## Listed entries
::::

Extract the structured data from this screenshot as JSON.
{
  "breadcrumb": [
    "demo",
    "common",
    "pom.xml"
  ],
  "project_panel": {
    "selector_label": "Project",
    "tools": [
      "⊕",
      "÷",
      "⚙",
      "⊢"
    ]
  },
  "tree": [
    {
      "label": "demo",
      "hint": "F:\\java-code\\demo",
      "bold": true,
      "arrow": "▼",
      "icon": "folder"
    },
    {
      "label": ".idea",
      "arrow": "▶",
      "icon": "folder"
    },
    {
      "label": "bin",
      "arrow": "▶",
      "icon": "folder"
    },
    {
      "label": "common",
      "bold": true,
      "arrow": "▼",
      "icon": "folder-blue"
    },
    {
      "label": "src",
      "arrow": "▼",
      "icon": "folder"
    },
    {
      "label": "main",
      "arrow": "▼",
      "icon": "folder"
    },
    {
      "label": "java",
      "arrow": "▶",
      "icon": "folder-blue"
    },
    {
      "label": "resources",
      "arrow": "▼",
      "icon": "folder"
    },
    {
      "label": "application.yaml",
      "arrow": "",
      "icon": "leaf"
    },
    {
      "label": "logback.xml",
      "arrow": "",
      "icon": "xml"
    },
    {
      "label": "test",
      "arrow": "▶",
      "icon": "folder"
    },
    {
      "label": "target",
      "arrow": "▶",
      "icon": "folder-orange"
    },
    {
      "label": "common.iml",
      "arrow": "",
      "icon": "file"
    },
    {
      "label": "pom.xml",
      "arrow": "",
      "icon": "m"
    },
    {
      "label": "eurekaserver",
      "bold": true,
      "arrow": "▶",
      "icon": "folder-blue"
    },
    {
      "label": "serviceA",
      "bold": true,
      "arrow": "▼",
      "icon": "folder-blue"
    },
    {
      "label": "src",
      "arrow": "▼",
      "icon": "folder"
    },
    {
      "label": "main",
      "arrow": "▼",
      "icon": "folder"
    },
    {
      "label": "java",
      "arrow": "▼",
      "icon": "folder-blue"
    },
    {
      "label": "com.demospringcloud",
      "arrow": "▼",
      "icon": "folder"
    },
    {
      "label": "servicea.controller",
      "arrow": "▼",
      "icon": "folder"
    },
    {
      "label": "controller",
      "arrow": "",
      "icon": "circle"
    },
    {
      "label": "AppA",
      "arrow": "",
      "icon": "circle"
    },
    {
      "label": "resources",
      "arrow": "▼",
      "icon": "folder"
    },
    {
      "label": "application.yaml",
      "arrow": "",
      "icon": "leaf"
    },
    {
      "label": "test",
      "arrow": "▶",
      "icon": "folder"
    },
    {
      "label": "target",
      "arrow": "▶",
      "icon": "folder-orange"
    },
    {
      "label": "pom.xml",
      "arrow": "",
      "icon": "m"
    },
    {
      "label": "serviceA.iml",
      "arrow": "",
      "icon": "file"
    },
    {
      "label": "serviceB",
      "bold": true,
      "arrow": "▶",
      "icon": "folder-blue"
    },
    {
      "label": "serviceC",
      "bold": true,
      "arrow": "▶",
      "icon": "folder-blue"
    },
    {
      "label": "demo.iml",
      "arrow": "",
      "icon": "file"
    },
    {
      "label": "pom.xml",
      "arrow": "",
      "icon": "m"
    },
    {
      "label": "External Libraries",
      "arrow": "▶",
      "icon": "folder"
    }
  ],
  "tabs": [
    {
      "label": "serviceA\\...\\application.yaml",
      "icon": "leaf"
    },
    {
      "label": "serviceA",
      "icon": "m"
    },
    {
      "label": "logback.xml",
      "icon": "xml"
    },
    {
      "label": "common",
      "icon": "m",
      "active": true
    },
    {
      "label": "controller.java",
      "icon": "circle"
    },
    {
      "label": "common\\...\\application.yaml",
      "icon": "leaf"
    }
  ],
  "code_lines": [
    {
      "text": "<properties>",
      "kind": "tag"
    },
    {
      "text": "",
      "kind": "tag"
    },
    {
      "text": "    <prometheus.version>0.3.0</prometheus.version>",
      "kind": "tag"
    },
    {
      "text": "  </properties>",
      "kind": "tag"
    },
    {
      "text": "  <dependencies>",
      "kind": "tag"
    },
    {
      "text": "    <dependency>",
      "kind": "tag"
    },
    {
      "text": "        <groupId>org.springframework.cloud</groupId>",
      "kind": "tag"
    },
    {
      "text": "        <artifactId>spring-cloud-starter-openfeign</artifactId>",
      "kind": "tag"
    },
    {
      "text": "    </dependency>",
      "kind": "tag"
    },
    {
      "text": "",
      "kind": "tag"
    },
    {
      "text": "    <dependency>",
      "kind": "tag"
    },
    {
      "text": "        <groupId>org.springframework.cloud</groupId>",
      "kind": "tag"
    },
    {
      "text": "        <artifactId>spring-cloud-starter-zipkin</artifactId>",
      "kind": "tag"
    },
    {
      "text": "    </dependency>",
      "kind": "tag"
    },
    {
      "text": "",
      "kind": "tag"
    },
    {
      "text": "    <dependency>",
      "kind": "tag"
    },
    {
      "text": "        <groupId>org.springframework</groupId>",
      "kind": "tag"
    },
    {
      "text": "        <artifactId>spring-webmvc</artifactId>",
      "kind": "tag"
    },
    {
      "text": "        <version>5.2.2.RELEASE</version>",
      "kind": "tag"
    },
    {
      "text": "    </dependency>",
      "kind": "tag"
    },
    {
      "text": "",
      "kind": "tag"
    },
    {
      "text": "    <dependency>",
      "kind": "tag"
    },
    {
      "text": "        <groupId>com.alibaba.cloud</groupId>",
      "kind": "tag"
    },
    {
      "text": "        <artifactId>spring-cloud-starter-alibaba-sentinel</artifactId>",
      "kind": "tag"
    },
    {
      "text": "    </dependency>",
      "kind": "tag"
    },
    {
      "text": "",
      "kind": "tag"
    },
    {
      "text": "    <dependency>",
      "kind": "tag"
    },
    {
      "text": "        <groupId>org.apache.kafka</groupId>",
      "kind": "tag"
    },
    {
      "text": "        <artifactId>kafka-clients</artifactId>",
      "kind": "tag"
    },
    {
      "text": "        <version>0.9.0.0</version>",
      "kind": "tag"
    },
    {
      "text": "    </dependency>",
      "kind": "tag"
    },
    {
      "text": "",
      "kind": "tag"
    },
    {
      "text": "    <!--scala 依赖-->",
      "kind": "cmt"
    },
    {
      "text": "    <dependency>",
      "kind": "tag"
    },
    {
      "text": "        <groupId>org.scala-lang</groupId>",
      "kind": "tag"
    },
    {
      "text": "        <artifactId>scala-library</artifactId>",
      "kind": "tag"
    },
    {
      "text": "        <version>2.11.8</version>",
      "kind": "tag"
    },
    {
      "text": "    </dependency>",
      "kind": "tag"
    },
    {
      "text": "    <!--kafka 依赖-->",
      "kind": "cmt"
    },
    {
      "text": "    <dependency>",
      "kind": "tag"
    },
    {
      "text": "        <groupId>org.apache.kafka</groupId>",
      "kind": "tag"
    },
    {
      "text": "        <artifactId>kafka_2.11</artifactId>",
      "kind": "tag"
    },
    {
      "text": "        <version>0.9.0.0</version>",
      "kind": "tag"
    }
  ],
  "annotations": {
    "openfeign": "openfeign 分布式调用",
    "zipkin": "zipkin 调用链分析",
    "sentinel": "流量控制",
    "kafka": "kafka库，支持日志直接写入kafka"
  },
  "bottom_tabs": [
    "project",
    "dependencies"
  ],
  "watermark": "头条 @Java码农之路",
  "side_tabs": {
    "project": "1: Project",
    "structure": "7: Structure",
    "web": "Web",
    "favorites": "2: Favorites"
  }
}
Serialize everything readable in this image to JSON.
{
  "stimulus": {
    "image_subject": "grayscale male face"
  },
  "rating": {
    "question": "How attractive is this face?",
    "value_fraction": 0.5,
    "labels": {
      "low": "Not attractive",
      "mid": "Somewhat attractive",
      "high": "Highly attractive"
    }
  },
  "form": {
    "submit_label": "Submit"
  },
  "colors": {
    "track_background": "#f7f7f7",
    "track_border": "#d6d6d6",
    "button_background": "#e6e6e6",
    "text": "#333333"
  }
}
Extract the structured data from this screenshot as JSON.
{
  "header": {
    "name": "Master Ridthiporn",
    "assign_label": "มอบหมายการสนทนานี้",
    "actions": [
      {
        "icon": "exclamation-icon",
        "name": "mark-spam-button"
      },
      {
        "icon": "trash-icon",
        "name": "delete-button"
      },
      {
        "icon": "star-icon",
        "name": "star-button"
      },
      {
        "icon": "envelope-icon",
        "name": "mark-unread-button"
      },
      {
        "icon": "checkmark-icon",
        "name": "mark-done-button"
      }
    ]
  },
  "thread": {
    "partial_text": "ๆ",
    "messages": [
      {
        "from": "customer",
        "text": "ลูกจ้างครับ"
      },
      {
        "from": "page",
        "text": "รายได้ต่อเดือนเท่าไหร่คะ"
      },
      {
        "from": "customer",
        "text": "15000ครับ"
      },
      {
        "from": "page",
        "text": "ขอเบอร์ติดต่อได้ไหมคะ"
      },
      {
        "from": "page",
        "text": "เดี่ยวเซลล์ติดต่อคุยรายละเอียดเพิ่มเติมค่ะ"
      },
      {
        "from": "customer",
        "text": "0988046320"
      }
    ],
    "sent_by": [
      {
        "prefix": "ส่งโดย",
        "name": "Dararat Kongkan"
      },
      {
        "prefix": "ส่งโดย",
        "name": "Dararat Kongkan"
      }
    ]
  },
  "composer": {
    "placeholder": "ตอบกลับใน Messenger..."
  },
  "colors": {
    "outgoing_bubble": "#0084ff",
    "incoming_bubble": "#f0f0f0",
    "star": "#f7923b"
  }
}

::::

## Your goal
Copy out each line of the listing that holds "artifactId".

## Exercise result
      "text": "        <artifactId>spring-cloud-starter-openfeign</artifactId>",
      "text": "        <artifactId>spring-cloud-starter-zipkin</artifactId>",
      "text": "        <artifactId>spring-webmvc</artifactId>",
      "text": "        <artifactId>spring-cloud-starter-alibaba-sentinel</artifactId>",
      "text": "        <artifactId>kafka-clients</artifactId>",
      "text": "        <artifactId>scala-library</artifactId>",
      "text": "        <artifactId>kafka_2.11</artifactId>",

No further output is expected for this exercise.